A hacker who calls himself "The Jester" claimed responsibility for the attack on WikiLeaks, according to a report on CNN's website.
CNN says The Jester, who calls himself a "hacktivist for good," claimed to have attacked WikiLeaks "for attempting to endanger the lives of our troops, 'other assets' & foreign relations."
Hackers have used denial-of-service attacks over the years to target corporate and government websites.
Last month political bloggers in Vietnam said they were victimized by cyberattacks designed to block their websites to stifle government dissent. Other targets have included U.S. and South Korean government websites in 2009 and computer networks in Estonia, which were crippled for nearly three weeks in 2007 by what were believed to be Russian hackers.
In the weeks leading up to the 2008 war between Russia and Georgia, Georgian government and corporate websites were hit with denial-of-service attacks. The Kremlin denied involvement.
James Lewis, a cybersecurity expert and a senior fellow at the Center for Strategic and International Studies, said it's unlikely the U.S. or some other government would use denial-of-service attacks against WikiLeaks.
His best guess is it's "a bunch of geeks who've decided they're annoyed with WikiLeaks."
"Denial of service is usually the amateur's approach," he told the AP on Sunday. "Usually it's the hacker community ..."
Lewis said he's never heard of the U.S. trying to attack a website like this.
"Usually they're more interested in exploiting, that is getting into WikiLeaks to figure out what's going on. Or they're interested in doing some kind of damage, and denial of service really doesn't do any damage."

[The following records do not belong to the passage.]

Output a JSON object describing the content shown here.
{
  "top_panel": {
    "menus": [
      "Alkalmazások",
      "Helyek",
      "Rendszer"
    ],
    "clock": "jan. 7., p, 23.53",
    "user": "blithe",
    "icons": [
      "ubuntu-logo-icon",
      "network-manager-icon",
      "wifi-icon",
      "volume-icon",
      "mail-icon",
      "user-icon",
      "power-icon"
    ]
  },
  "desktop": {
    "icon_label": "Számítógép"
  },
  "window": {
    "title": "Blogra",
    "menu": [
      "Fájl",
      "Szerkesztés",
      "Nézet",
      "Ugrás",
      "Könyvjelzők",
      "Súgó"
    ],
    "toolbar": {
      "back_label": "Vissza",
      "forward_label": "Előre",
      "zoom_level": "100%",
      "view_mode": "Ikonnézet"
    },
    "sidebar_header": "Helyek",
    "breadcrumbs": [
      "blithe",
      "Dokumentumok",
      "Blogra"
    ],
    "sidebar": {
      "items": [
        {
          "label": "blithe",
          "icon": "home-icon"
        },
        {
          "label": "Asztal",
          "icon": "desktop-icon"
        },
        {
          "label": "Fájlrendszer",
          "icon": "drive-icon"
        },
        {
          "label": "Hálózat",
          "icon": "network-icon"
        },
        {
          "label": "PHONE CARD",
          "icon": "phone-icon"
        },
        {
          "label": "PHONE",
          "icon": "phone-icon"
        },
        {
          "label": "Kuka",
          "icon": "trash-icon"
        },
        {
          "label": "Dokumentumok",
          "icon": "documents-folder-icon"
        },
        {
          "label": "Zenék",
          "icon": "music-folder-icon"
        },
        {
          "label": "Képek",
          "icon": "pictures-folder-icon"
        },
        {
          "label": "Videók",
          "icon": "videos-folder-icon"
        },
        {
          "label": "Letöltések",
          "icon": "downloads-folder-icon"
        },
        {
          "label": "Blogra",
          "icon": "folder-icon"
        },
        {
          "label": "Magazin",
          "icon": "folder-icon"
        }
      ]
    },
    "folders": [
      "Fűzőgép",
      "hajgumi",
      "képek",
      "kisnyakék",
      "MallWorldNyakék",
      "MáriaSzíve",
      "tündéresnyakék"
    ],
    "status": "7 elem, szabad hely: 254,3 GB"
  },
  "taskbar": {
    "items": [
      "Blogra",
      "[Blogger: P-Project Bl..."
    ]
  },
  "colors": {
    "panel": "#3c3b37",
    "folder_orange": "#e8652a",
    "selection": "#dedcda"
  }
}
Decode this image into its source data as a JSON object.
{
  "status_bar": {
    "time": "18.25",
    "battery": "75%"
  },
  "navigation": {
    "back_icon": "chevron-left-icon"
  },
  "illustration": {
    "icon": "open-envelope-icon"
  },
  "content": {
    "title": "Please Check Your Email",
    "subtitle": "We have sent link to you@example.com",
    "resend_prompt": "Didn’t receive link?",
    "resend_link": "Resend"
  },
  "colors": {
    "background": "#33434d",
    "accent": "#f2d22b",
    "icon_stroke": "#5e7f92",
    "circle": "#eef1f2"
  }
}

Such an attack would only stall WikiLeaks, not prevent the information from being released.
Schneier also said he seriously doubts any U.S. government agency would be involved in such an attack because it amounts to a mere "nuisance" and could not stop Wikileaks from releasing the diplomatic cables. He notes that there are many ways to distribute information online.
An encrypted file that was made available online using BitTorrent file-sharing technology in late July is believed to hold the cables. All Wikileaks would need to do to unlock the file is distribute the key.